Yes things are getting fiercer,whether it is saboteurs or Uke is on the move . It is still a fine line – EU citizens do not want more mad crazed ideological kulaks wandering through their nice streets. Russians that visited had money to spend , Ukes are beggars.

    I’m not sure I know who is a saboteur there and who is for real and who purchases what kind of protesters.
    They had a nationalist president who turned out to be a crook and deflated. Now they have a pro-Russian president, also a crook. What’s next?

      Spiny Norman in reply to edgeofthesandbox. | January 23, 2014 at 1:16 am

      Russian Army “invited” in to “restore order”?

      BannedbytheGuardian in reply to edgeofthesandbox. | January 23, 2014 at 1:53 am

      The answer is blowin in the wind my friend .

      The bottom line is that Ukrainians are quite poor & should not be .i know very well how Russians were sent back to being peasants under Yeltsin & then some became mega rich but overall there were improvements after Putin.

      The EU wants Ukraine but the European people do not. Poland provides all the white cheap respectable labour they need. Uke’s only bargaining chip is having the gas lines run through it .

      Btw a similar situation is happening in Thailand . Both have very good looking women so maybe that is the problem .

      Eh, they’re all a bunch of crazy anti-semites anyway, right “Edgeofthesandbox”? Might as well let ’em burn…..

        You are awfully sensitive.
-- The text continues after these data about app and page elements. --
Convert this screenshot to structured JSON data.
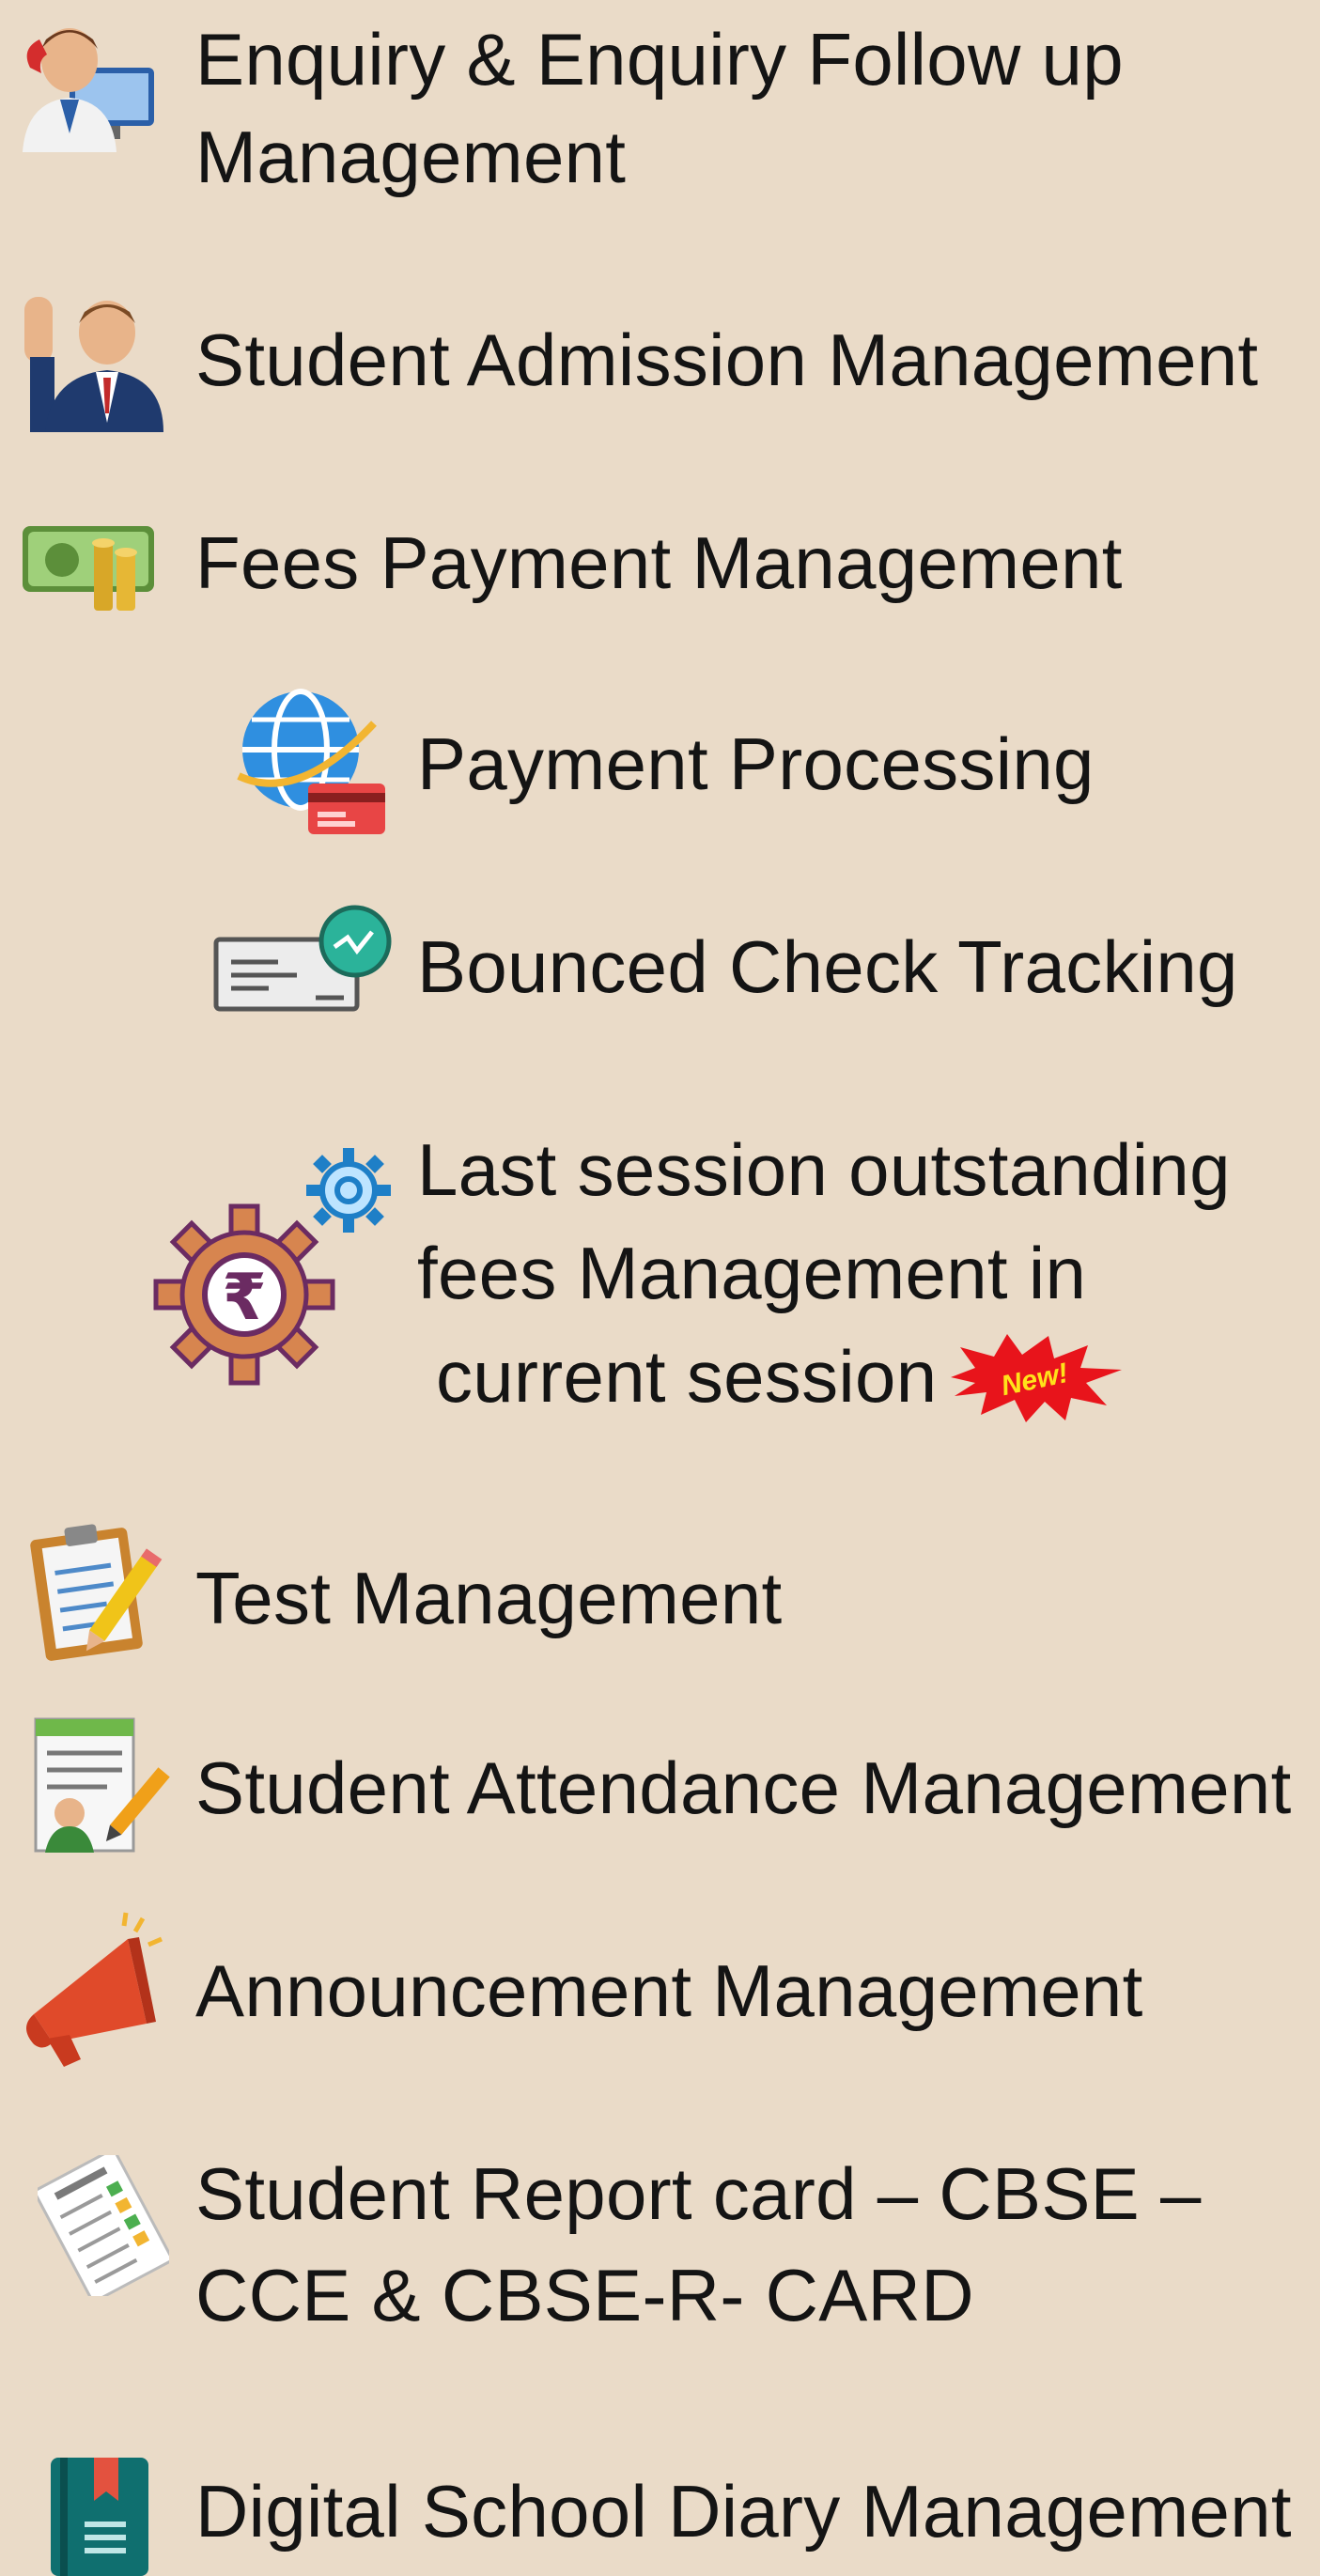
{
  "features": [
    {
      "id": "enquiry",
      "line1": "Enquiry & Enquiry Follow up",
      "line2": "Management",
      "icon": "person-phone-computer-icon"
    },
    {
      "id": "admission",
      "label": "Student Admission Management",
      "icon": "student-raising-hand-icon"
    },
    {
      "id": "fees",
      "label": "Fees Payment Management",
      "icon": "money-stack-icon"
    },
    {
      "id": "payment",
      "label": "Payment Processing",
      "icon": "globe-card-icon"
    },
    {
      "id": "bounced",
      "label": "Bounced Check Tracking",
      "icon": "check-tracking-icon"
    },
    {
      "id": "outstanding",
      "line1": "Last session outstanding",
      "line2": "fees Management in",
      "line3": "current session",
      "icon": "rupee-gear-icon",
      "badge": "New!"
    },
    {
      "id": "test",
      "label": "Test Management",
      "icon": "clipboard-pencil-icon"
    },
    {
      "id": "attendance",
      "label": "Student Attendance Management",
      "icon": "attendance-sheet-icon"
    },
    {
      "id": "announcement",
      "label": "Announcement Management",
      "icon": "megaphone-icon"
    },
    {
      "id": "reportcard",
      "line1": "Student Report card – CBSE –",
      "line2": "CCE &  CBSE-R- CARD",
      "icon": "report-card-icon"
    },
    {
      "id": "diary",
      "label": "Digital School Diary Management",
      "icon": "diary-book-icon"
    }
  ]
}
Why is that?
        I wrote a post siding with moderate nationalist sentiment in Ukraine. As it happens, Ukraine has a long bloody history with anti-Semitism, and that has to be acknowledged. I said that contemporary anti-Semitism in Ukraine now is not what you’d expect it to be, and that even Svoboda has bigger fish to fry.